__TASK TO COMPLETE__. The data below must be repeated exactly. Leave nothing out.

__RECORD EXCERPTS__.
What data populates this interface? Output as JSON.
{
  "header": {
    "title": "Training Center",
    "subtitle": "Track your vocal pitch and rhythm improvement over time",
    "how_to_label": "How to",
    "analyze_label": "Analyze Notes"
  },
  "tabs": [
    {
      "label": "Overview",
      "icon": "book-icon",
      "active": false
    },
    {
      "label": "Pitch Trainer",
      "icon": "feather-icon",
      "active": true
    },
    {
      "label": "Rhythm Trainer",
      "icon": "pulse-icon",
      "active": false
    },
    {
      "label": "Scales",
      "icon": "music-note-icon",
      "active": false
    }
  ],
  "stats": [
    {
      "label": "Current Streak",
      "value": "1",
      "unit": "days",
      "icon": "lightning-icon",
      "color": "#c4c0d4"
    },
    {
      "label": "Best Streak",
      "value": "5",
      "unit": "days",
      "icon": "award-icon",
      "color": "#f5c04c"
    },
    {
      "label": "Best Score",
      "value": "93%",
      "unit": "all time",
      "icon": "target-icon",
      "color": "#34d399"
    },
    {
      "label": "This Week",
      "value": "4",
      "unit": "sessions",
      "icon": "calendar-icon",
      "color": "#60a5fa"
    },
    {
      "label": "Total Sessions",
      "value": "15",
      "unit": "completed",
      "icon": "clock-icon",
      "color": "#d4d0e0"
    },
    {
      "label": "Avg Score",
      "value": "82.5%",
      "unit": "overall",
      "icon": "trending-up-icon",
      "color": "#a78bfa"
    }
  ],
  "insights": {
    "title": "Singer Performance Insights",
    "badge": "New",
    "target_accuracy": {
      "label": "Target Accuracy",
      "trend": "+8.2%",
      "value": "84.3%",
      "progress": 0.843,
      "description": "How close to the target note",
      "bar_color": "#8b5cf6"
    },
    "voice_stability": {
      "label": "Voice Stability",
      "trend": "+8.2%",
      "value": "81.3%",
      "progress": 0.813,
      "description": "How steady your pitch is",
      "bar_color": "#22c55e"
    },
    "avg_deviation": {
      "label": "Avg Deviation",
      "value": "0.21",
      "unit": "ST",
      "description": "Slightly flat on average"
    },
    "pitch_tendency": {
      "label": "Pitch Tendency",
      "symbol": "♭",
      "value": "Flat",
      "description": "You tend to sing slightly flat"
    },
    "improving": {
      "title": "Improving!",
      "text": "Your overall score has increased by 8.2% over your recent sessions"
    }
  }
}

__ANSWER__.
What data populates this interface? Output as JSON.
{
  "header": {
    "title": "Training Center",
    "subtitle": "Track your vocal pitch and rhythm improvement over time",
    "how_to_label": "How to",
    "analyze_label": "Analyze Notes"
  },
  "tabs": [
    {
      "label": "Overview",
      "icon": "book-icon",
      "active": false
    },
    {
      "label": "Pitch Trainer",
      "icon": "feather-icon",
      "active": true
    },
    {
      "label": "Rhythm Trainer",
      "icon": "pulse-icon",
      "active": false
    },
    {
      "label": "Scales",
      "icon": "music-note-icon",
      "active": false
    }
  ],
  "stats": [
    {
      "label": "Current Streak",
      "value": "1",
      "unit": "days",
      "icon": "lightning-icon",
      "color": "#c4c0d4"
    },
    {
      "label": "Best Streak",
      "value": "5",
      "unit": "days",
      "icon": "award-icon",
      "color": "#f5c04c"
    },
    {
      "label": "Best Score",
      "value": "93%",
      "unit": "all time",
      "icon": "target-icon",
      "color": "#34d399"
    },
    {
      "label": "This Week",
      "value": "4",
      "unit": "sessions",
      "icon": "calendar-icon",
      "color": "#60a5fa"
    },
    {
      "label": "Total Sessions",
      "value": "15",
      "unit": "completed",
      "icon": "clock-icon",
      "color": "#d4d0e0"
    },
    {
      "label": "Avg Score",
      "value": "82.5%",
      "unit": "overall",
      "icon": "trending-up-icon",
      "color": "#a78bfa"
    }
  ],
  "insights": {
    "title": "Singer Performance Insights",
    "badge": "New",
    "target_accuracy": {
      "label": "Target Accuracy",
      "trend": "+8.2%",
      "value": "84.3%",
      "progress": 0.843,
      "description": "How close to the target note",
      "bar_color": "#8b5cf6"
    },
    "voice_stability": {
      "label": "Voice Stability",
      "trend": "+8.2%",
      "value": "81.3%",
      "progress": 0.813,
      "description": "How steady your pitch is",
      "bar_color": "#22c55e"
    },
    "avg_deviation": {
      "label": "Avg Deviation",
      "value": "0.21",
      "unit": "ST",
      "description": "Slightly flat on average"
    },
    "pitch_tendency": {
      "label": "Pitch Tendency",
      "symbol": "♭",
      "value": "Flat",
      "description": "You tend to sing slightly flat"
    },
    "improving": {
      "title": "Improving!",
      "text": "Your overall score has increased by 8.2% over your recent sessions"
    }
  }
}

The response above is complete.